## Task requirements
Pictures stay out of the output. Return exactly the lines below from the one with "Enumerate this screenshot's" down to the one with "Serialize everything readable", both included, and nothing more.

Stored items from a collection:
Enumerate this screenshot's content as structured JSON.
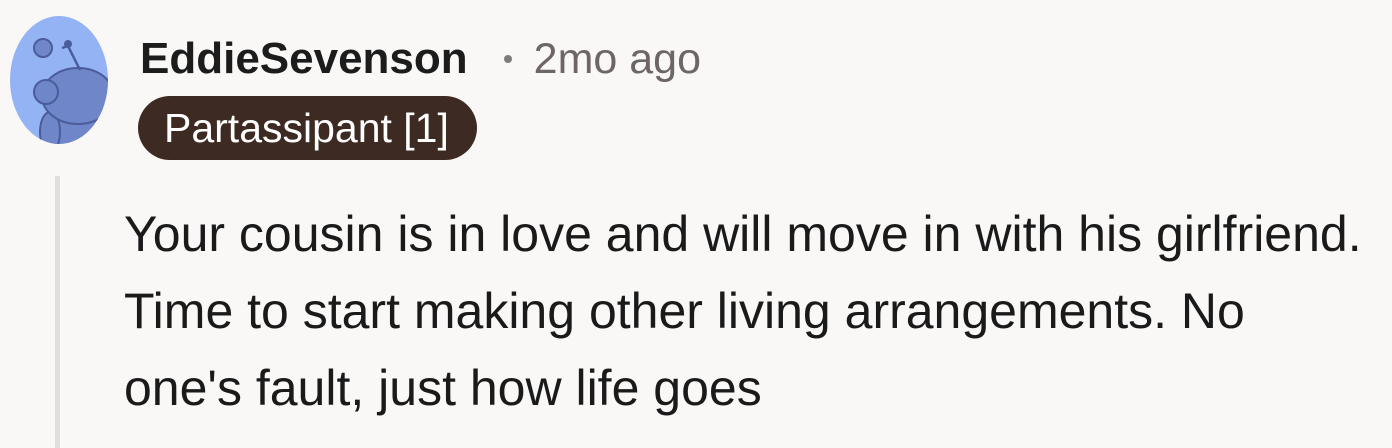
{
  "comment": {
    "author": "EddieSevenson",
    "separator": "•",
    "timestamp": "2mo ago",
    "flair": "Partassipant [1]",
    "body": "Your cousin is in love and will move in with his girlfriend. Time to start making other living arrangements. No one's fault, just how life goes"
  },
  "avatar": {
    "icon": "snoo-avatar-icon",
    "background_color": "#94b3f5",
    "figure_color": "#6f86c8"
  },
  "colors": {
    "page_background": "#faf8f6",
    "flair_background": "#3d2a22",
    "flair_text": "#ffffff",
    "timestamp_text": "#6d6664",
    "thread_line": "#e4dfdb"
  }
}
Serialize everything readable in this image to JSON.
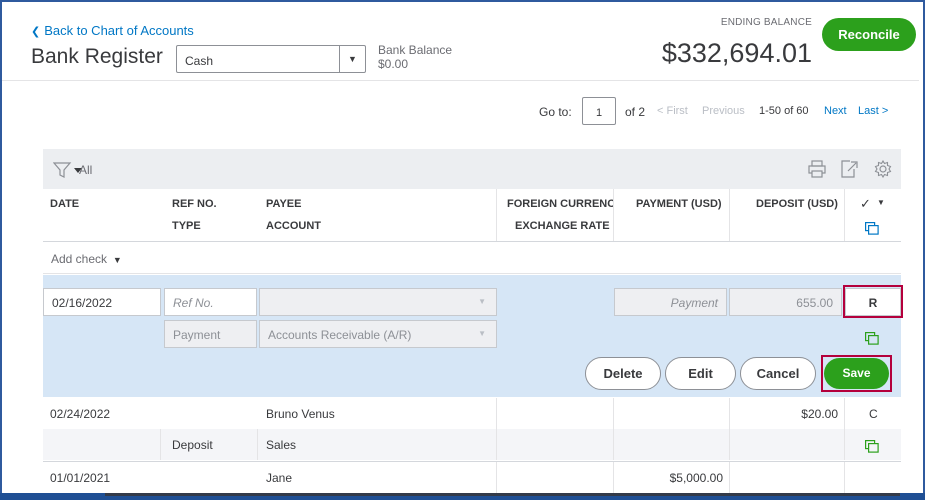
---
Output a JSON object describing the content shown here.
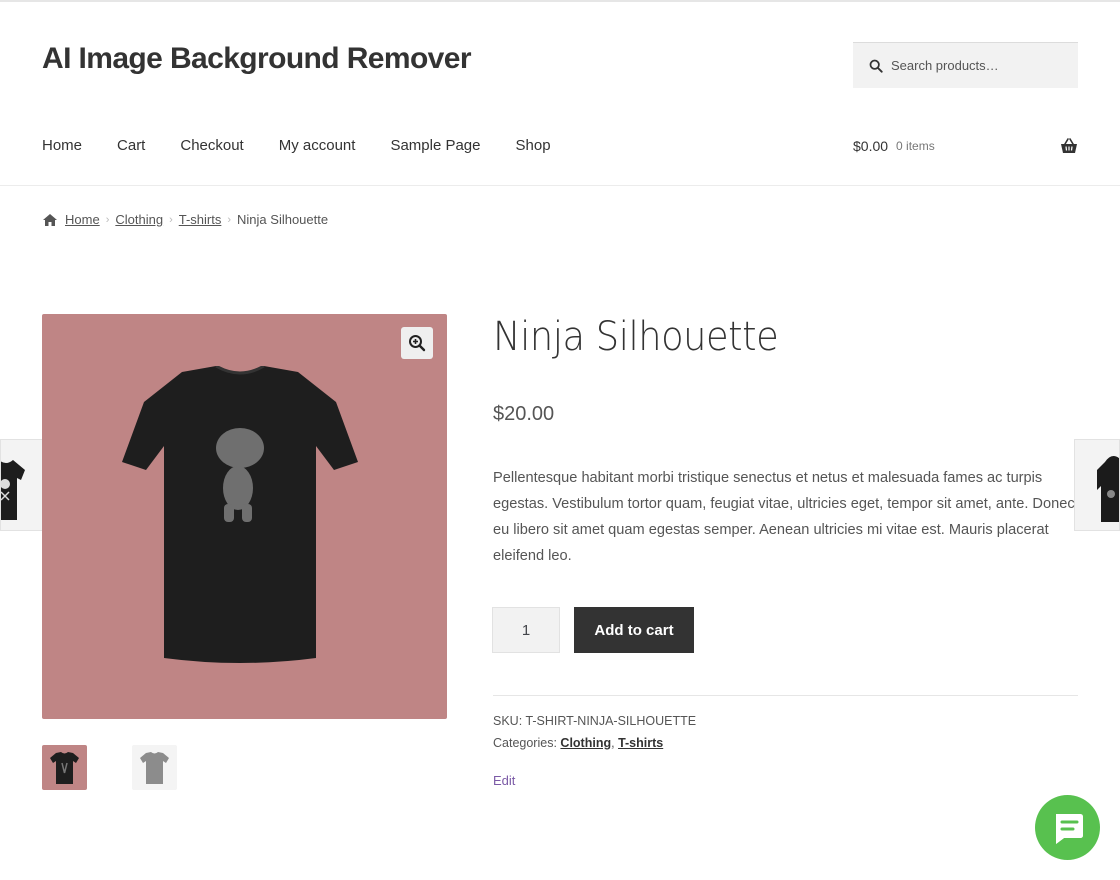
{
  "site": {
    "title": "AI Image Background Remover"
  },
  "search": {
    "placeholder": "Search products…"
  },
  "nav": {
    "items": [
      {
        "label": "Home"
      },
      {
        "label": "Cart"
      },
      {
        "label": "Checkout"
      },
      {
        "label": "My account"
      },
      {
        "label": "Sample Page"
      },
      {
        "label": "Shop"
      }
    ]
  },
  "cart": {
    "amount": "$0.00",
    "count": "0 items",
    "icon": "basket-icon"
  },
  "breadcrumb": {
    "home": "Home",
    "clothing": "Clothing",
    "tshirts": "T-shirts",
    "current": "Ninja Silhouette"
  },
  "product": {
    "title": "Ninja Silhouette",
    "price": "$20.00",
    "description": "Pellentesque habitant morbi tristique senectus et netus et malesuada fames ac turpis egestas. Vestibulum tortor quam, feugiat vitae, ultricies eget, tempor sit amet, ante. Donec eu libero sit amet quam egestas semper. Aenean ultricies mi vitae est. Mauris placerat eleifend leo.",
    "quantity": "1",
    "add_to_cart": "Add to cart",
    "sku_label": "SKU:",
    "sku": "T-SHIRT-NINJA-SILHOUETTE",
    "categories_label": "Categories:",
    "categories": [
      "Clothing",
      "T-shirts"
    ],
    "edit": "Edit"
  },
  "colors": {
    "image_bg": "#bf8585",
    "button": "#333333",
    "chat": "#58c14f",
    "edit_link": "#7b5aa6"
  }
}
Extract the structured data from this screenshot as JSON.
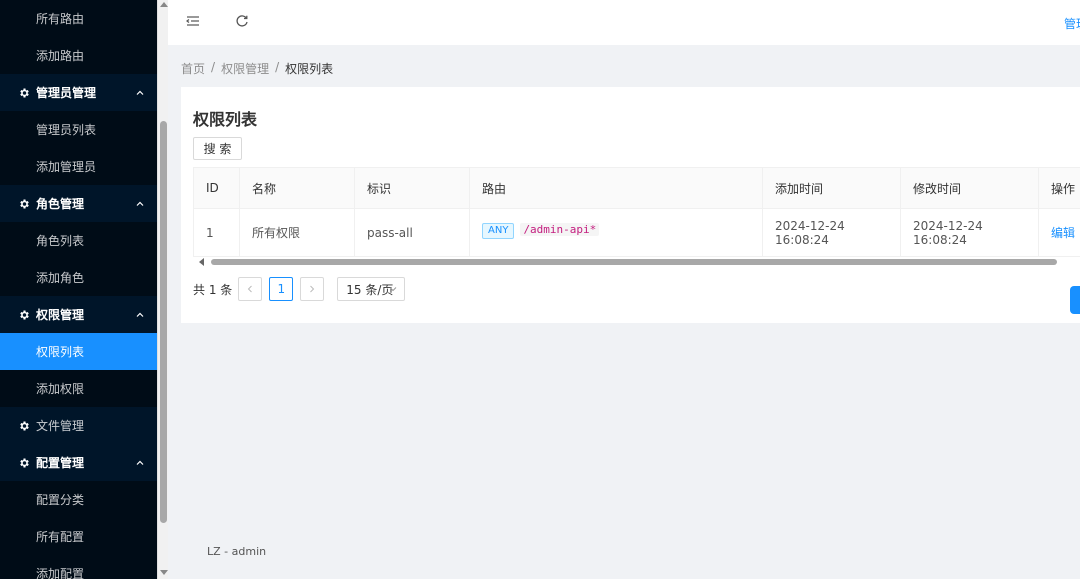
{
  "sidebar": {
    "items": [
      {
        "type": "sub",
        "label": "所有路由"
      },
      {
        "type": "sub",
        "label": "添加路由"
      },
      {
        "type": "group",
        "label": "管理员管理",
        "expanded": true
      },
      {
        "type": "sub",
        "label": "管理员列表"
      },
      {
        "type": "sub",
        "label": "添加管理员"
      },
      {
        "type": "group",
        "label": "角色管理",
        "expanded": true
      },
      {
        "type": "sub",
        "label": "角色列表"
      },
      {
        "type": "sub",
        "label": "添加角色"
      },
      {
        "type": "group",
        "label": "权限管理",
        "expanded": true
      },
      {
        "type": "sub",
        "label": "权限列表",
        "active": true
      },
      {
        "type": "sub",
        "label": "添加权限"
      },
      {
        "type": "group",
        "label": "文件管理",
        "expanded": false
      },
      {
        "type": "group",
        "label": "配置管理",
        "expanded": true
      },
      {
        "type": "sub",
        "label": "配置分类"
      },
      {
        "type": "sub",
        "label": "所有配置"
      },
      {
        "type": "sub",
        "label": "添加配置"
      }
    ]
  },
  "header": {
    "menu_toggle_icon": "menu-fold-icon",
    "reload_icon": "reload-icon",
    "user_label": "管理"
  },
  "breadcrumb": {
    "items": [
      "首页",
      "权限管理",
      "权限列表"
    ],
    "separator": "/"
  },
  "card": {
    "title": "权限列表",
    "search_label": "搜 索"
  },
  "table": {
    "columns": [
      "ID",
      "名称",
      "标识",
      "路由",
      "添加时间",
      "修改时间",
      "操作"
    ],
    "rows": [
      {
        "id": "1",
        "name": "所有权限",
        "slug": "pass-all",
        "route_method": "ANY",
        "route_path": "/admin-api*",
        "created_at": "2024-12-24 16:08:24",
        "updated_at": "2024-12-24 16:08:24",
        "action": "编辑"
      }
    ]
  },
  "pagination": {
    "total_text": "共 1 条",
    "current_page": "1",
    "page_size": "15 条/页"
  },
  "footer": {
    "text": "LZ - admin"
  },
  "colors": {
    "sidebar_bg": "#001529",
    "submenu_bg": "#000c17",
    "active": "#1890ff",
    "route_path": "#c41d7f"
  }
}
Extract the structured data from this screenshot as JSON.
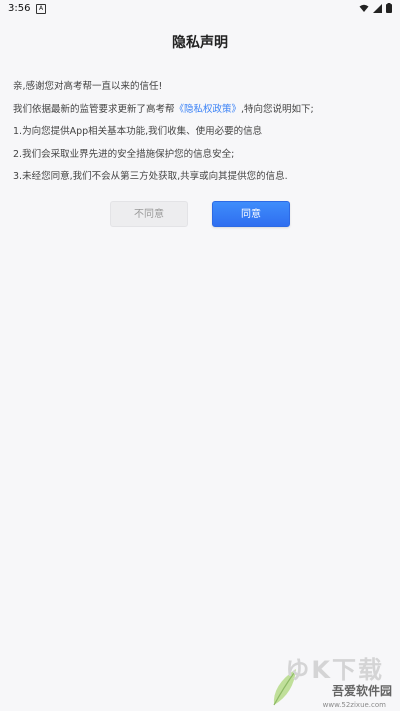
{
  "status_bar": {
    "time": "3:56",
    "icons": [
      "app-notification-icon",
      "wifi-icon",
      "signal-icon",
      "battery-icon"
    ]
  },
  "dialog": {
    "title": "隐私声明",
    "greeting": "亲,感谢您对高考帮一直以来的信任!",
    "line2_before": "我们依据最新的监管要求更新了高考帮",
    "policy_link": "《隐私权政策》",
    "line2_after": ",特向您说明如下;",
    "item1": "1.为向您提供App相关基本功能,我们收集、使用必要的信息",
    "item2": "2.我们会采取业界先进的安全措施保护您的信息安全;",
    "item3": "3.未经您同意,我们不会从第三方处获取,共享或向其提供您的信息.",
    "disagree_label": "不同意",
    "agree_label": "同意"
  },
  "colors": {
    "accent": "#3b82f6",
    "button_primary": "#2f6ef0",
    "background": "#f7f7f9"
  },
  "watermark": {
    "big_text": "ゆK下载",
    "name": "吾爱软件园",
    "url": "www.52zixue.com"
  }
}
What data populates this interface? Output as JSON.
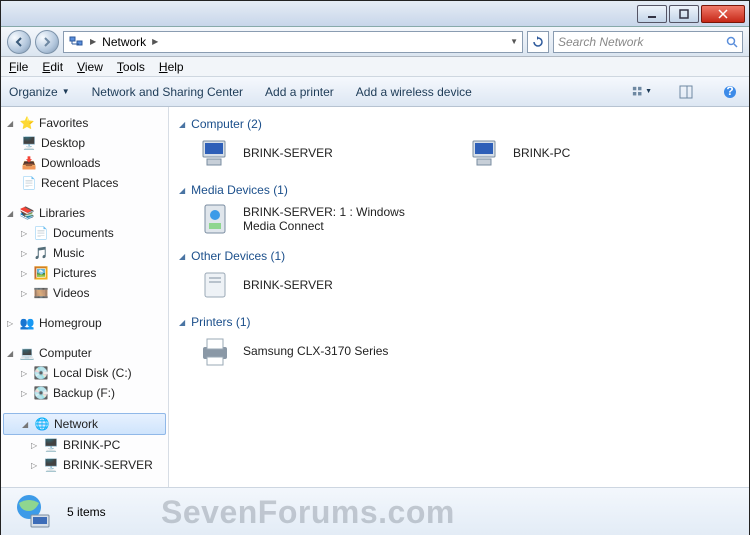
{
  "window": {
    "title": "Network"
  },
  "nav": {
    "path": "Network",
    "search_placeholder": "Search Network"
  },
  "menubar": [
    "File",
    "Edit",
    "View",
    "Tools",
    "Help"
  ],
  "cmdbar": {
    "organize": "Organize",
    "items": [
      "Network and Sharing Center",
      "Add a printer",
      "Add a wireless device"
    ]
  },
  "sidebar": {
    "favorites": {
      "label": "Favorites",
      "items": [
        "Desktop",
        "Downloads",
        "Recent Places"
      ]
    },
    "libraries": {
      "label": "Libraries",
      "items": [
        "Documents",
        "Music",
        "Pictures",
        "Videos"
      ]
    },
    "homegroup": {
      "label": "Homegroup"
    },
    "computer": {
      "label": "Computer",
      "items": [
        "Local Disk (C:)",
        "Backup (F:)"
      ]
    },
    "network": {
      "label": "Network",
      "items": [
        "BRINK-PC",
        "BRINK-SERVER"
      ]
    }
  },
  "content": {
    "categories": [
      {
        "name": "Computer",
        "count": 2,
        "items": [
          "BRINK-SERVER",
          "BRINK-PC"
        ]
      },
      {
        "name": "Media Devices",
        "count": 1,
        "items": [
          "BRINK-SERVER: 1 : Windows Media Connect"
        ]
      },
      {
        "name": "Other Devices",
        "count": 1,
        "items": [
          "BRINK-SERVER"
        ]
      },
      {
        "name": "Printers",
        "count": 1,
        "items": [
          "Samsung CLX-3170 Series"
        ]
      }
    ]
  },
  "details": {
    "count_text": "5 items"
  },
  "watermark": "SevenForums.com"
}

## Solution to the exercise
Enumerate this screenshot's content as structured JSON.
{
  "comment": {
    "author": "EddieSevenson",
    "separator": "•",
    "timestamp": "2mo ago",
    "flair": "Partassipant [1]",
    "body": "Your cousin is in love and will move in with his girlfriend. Time to start making other living arrangements. No one's fault, just how life goes"
  },
  "avatar": {
    "icon": "snoo-avatar-icon",
    "background_color": "#94b3f5",
    "figure_color": "#6f86c8"
  },
  "colors": {
    "page_background": "#faf8f6",
    "flair_background": "#3d2a22",
    "flair_text": "#ffffff",
    "timestamp_text": "#6d6664",
    "thread_line": "#e4dfdb"
  }
}
Serialize everything readable in this image to JSON.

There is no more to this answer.